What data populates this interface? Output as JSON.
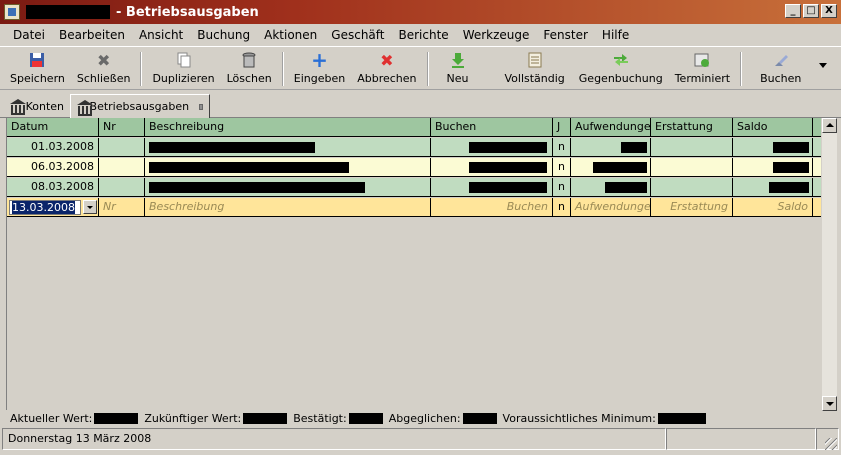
{
  "window": {
    "title": "- Betriebsausgaben",
    "buttons": {
      "minimize": "_",
      "maximize": "□",
      "close": "X"
    }
  },
  "menu": [
    {
      "label": "Datei"
    },
    {
      "label": "Bearbeiten"
    },
    {
      "label": "Ansicht"
    },
    {
      "label": "Buchung"
    },
    {
      "label": "Aktionen"
    },
    {
      "label": "Geschäft"
    },
    {
      "label": "Berichte"
    },
    {
      "label": "Werkzeuge"
    },
    {
      "label": "Fenster"
    },
    {
      "label": "Hilfe"
    }
  ],
  "toolbar": {
    "save": "Speichern",
    "close": "Schließen",
    "duplicate": "Duplizieren",
    "delete": "Löschen",
    "enter": "Eingeben",
    "cancel": "Abbrechen",
    "new": "Neu",
    "complete": "Vollständig",
    "counter": "Gegenbuchung",
    "scheduled": "Terminiert",
    "post": "Buchen"
  },
  "tabs": [
    {
      "label": "Konten"
    },
    {
      "label": "Betriebsausgaben"
    }
  ],
  "register": {
    "columns": [
      "Datum",
      "Nr",
      "Beschreibung",
      "Buchen",
      "J",
      "Aufwendungen",
      "Erstattung",
      "Saldo"
    ],
    "rows": [
      {
        "date": "01.03.2008",
        "reconcile": "n"
      },
      {
        "date": "06.03.2008",
        "reconcile": "n"
      },
      {
        "date": "08.03.2008",
        "reconcile": "n"
      }
    ],
    "entry": {
      "date": "13.03.2008",
      "num_placeholder": "Nr",
      "desc_placeholder": "Beschreibung",
      "transfer_placeholder": "Buchen",
      "reconcile": "n",
      "debit_placeholder": "Aufwendungen",
      "credit_placeholder": "Erstattung",
      "balance_placeholder": "Saldo"
    }
  },
  "summary": {
    "present": "Aktueller Wert:",
    "future": "Zukünftiger Wert:",
    "cleared": "Bestätigt:",
    "reconciled": "Abgeglichen:",
    "projected_min": "Voraussichtliches Minimum:"
  },
  "status": {
    "date_text": "Donnerstag 13 März 2008"
  }
}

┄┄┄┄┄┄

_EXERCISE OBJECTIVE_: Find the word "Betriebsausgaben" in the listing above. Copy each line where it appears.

_ANSWER SECTION_:
    "title": "- Betriebsausgaben",
      "label": "Betriebsausgaben"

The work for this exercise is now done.